> _WORK REQUIRED_: Please retype the records that appear below, exactly and in full.

START MATERIAL FOR THIS EXERCISE

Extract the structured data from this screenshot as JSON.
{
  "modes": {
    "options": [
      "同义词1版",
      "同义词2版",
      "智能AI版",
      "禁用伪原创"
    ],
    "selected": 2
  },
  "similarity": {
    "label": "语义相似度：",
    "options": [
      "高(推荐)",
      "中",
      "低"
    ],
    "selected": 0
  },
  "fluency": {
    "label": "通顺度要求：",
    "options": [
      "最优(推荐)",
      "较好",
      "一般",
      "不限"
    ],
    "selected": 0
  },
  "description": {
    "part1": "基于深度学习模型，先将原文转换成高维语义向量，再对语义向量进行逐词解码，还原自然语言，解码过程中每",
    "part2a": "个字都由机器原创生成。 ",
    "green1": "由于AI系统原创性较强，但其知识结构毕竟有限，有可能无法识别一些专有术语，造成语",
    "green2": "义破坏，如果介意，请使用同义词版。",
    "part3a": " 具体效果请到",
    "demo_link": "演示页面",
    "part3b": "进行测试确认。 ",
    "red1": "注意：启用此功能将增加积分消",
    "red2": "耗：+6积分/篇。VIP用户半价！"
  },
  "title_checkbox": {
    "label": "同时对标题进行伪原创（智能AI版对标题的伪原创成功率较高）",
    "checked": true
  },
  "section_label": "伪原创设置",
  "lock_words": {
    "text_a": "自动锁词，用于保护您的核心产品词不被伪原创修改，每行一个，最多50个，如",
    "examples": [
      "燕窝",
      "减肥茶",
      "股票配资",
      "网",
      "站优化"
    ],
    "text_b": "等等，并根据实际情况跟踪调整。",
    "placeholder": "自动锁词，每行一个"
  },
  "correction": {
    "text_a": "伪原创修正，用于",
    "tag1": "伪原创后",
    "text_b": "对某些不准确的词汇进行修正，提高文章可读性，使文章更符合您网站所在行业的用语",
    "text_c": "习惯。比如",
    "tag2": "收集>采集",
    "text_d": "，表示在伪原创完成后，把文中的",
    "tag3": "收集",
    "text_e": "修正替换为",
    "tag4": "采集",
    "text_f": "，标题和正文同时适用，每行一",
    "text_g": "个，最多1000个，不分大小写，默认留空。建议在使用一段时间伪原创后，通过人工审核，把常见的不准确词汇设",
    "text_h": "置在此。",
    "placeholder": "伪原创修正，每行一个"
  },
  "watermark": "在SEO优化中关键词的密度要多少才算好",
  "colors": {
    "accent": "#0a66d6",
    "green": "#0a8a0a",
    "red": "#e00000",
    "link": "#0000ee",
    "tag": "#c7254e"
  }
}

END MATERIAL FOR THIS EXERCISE

> _RESPONSE TO THE EXERCISE_:
Extract the structured data from this screenshot as JSON.
{
  "modes": {
    "options": [
      "同义词1版",
      "同义词2版",
      "智能AI版",
      "禁用伪原创"
    ],
    "selected": 2
  },
  "similarity": {
    "label": "语义相似度：",
    "options": [
      "高(推荐)",
      "中",
      "低"
    ],
    "selected": 0
  },
  "fluency": {
    "label": "通顺度要求：",
    "options": [
      "最优(推荐)",
      "较好",
      "一般",
      "不限"
    ],
    "selected": 0
  },
  "description": {
    "part1": "基于深度学习模型，先将原文转换成高维语义向量，再对语义向量进行逐词解码，还原自然语言，解码过程中每",
    "part2a": "个字都由机器原创生成。 ",
    "green1": "由于AI系统原创性较强，但其知识结构毕竟有限，有可能无法识别一些专有术语，造成语",
    "green2": "义破坏，如果介意，请使用同义词版。",
    "part3a": " 具体效果请到",
    "demo_link": "演示页面",
    "part3b": "进行测试确认。 ",
    "red1": "注意：启用此功能将增加积分消",
    "red2": "耗：+6积分/篇。VIP用户半价！"
  },
  "title_checkbox": {
    "label": "同时对标题进行伪原创（智能AI版对标题的伪原创成功率较高）",
    "checked": true
  },
  "section_label": "伪原创设置",
  "lock_words": {
    "text_a": "自动锁词，用于保护您的核心产品词不被伪原创修改，每行一个，最多50个，如",
    "examples": [
      "燕窝",
      "减肥茶",
      "股票配资",
      "网",
      "站优化"
    ],
    "text_b": "等等，并根据实际情况跟踪调整。",
    "placeholder": "自动锁词，每行一个"
  },
  "correction": {
    "text_a": "伪原创修正，用于",
    "tag1": "伪原创后",
    "text_b": "对某些不准确的词汇进行修正，提高文章可读性，使文章更符合您网站所在行业的用语",
    "text_c": "习惯。比如",
    "tag2": "收集>采集",
    "text_d": "，表示在伪原创完成后，把文中的",
    "tag3": "收集",
    "text_e": "修正替换为",
    "tag4": "采集",
    "text_f": "，标题和正文同时适用，每行一",
    "text_g": "个，最多1000个，不分大小写，默认留空。建议在使用一段时间伪原创后，通过人工审核，把常见的不准确词汇设",
    "text_h": "置在此。",
    "placeholder": "伪原创修正，每行一个"
  },
  "watermark": "在SEO优化中关键词的密度要多少才算好",
  "colors": {
    "accent": "#0a66d6",
    "green": "#0a8a0a",
    "red": "#e00000",
    "link": "#0000ee",
    "tag": "#c7254e"
  }
}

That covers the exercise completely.